Instructions for the task => Copy the result of filtering the entries below for lines that include the string "source".

___

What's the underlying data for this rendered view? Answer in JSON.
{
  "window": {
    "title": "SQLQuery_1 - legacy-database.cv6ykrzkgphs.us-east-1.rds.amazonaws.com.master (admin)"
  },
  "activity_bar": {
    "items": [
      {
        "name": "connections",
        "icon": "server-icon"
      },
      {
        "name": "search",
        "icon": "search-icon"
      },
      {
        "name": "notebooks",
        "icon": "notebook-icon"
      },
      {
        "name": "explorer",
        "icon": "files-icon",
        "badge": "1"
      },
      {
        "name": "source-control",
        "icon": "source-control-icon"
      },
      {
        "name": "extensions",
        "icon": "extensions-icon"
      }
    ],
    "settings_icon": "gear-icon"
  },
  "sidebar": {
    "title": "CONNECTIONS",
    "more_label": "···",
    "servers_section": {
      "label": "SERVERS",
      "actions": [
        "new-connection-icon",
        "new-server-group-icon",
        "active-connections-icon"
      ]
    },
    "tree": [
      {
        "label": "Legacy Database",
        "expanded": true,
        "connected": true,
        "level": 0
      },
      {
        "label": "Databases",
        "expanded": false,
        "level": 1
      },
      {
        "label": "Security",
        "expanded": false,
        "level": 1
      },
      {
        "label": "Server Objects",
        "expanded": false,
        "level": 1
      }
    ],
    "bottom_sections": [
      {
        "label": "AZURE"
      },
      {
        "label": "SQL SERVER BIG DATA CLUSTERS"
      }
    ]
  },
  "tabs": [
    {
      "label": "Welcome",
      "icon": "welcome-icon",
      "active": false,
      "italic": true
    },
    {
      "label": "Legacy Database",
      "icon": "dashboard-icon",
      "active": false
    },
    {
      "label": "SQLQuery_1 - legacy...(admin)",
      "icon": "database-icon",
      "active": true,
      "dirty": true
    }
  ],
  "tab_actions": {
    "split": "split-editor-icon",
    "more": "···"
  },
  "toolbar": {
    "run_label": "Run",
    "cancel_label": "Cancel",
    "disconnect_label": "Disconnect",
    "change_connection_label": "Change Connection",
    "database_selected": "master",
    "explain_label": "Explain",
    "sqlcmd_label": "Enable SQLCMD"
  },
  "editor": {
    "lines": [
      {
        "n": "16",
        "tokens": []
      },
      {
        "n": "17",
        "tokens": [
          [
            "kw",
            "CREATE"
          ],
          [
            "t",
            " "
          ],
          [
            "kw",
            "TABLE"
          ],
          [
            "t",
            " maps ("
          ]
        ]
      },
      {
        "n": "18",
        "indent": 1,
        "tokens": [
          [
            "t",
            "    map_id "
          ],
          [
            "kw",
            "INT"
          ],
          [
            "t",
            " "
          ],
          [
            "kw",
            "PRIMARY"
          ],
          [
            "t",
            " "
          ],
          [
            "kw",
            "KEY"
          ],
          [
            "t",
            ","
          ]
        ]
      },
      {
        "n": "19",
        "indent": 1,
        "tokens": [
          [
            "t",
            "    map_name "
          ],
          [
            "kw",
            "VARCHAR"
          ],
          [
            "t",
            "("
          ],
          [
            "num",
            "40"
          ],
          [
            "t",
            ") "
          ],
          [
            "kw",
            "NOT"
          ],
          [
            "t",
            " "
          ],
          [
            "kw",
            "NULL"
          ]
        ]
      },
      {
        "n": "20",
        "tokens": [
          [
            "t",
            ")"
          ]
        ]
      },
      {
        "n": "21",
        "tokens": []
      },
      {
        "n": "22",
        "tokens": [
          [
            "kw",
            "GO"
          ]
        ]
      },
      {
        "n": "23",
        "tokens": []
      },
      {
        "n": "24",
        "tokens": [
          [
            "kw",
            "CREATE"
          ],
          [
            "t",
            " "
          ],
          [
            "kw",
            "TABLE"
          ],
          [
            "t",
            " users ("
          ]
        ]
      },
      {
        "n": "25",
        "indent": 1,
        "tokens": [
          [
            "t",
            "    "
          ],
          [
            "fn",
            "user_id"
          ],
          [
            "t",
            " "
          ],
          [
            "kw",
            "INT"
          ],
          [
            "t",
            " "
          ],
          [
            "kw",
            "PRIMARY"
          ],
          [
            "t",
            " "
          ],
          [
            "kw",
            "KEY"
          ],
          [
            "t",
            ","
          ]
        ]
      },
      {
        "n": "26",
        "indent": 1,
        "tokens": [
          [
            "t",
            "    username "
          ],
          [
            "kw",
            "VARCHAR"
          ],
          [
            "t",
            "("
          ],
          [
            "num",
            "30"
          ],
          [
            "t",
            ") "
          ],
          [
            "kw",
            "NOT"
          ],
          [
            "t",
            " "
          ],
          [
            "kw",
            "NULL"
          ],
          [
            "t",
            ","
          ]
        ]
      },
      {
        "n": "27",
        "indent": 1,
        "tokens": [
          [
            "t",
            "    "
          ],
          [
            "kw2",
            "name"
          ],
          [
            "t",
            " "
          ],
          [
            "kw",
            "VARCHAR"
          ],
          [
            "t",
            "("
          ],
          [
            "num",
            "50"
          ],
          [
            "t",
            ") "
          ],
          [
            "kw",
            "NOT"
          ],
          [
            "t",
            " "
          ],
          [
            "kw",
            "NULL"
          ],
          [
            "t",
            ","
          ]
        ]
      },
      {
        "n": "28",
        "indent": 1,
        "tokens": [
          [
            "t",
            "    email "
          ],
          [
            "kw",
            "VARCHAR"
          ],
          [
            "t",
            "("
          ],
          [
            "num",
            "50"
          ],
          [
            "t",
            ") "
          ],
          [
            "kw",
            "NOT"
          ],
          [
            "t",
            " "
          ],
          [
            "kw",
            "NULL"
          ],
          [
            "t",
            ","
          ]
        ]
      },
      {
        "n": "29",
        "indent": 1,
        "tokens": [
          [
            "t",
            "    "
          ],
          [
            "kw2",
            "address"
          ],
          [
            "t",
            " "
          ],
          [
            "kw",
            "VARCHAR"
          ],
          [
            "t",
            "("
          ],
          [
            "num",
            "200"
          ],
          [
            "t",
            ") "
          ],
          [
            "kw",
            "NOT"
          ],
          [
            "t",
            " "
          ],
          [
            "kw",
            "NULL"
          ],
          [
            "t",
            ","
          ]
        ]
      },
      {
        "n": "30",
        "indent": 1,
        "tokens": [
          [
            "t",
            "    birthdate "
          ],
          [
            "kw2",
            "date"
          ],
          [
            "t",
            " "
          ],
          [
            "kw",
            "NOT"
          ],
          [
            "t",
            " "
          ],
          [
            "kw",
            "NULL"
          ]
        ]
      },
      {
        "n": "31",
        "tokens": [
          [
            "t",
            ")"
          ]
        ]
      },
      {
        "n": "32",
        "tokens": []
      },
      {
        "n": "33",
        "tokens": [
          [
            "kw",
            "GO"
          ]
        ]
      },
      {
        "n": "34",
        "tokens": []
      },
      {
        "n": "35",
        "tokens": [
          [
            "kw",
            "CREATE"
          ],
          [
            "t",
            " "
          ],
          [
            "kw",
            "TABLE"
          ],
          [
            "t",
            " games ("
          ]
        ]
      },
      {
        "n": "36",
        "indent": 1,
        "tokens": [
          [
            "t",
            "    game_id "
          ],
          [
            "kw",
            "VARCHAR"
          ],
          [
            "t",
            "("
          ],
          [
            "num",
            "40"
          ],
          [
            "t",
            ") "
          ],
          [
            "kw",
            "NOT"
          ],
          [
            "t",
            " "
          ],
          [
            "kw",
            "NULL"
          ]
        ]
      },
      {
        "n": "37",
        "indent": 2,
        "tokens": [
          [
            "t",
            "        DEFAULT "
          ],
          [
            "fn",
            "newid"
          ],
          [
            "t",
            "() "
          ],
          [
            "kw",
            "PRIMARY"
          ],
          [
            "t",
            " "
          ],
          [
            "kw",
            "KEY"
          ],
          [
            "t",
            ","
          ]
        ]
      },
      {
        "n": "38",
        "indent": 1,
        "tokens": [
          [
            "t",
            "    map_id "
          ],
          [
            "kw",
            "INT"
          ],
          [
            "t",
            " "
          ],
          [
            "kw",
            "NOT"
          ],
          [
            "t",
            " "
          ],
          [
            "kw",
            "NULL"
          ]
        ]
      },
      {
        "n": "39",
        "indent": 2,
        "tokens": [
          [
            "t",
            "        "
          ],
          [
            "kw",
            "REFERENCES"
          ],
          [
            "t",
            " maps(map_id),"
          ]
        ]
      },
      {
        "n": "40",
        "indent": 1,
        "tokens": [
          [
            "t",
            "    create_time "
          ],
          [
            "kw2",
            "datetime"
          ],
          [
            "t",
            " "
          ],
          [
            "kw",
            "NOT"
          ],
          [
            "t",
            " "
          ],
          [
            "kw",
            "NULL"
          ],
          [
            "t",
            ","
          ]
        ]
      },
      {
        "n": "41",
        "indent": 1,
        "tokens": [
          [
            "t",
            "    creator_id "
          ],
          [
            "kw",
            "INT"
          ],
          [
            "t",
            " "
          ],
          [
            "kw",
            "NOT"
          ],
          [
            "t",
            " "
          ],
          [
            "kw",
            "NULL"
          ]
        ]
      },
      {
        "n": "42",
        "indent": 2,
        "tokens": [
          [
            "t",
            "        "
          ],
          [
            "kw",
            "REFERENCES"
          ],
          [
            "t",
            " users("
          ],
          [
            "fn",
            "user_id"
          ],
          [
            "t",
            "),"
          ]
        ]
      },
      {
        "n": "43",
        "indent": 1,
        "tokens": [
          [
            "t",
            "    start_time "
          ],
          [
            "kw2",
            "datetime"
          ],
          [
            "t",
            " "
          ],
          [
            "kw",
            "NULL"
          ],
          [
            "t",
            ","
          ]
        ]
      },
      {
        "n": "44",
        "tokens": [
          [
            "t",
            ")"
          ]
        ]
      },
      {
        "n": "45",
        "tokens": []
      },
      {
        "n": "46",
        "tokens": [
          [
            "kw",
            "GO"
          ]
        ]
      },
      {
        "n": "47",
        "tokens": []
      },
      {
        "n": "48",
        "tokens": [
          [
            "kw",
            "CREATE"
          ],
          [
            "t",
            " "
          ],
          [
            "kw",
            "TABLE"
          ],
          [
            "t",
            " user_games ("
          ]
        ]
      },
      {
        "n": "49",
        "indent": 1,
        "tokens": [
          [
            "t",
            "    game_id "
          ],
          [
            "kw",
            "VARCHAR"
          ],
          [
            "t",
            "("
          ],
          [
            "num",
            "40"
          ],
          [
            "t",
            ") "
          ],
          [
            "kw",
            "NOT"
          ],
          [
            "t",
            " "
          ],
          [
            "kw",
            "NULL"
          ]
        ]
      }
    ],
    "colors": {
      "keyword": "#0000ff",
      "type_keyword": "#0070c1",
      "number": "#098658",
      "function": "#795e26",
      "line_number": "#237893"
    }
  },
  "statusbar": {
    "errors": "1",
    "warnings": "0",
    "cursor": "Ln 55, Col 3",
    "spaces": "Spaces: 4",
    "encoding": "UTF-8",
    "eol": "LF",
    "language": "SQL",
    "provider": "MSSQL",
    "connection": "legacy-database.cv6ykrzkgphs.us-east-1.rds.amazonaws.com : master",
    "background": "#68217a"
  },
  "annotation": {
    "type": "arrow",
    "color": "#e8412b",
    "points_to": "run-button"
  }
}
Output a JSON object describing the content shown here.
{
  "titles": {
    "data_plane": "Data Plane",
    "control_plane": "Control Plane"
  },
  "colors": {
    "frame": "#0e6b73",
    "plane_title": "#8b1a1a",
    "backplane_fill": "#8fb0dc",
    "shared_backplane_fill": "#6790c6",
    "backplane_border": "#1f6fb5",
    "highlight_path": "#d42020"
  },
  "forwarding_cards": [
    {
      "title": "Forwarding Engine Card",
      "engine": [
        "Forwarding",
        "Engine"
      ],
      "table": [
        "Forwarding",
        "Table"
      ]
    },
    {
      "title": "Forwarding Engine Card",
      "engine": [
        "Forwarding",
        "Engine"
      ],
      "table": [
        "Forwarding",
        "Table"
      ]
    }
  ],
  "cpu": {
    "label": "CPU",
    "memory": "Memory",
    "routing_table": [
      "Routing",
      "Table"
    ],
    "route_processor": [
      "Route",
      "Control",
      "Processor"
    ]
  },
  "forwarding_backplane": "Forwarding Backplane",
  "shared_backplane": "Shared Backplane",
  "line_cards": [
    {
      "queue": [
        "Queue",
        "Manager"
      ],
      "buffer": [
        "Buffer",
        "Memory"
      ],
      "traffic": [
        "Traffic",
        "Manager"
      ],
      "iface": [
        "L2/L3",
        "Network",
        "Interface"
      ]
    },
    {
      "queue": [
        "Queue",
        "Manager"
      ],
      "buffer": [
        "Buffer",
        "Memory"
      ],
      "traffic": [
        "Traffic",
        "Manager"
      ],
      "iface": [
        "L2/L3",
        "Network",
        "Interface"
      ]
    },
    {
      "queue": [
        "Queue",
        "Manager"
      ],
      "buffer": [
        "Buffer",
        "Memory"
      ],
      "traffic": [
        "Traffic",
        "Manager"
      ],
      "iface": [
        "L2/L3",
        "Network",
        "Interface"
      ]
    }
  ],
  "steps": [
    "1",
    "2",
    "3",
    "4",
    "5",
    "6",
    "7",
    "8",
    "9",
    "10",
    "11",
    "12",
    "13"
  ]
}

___

Solved problem =>
        "name": "source-control",
        "icon": "source-control-icon"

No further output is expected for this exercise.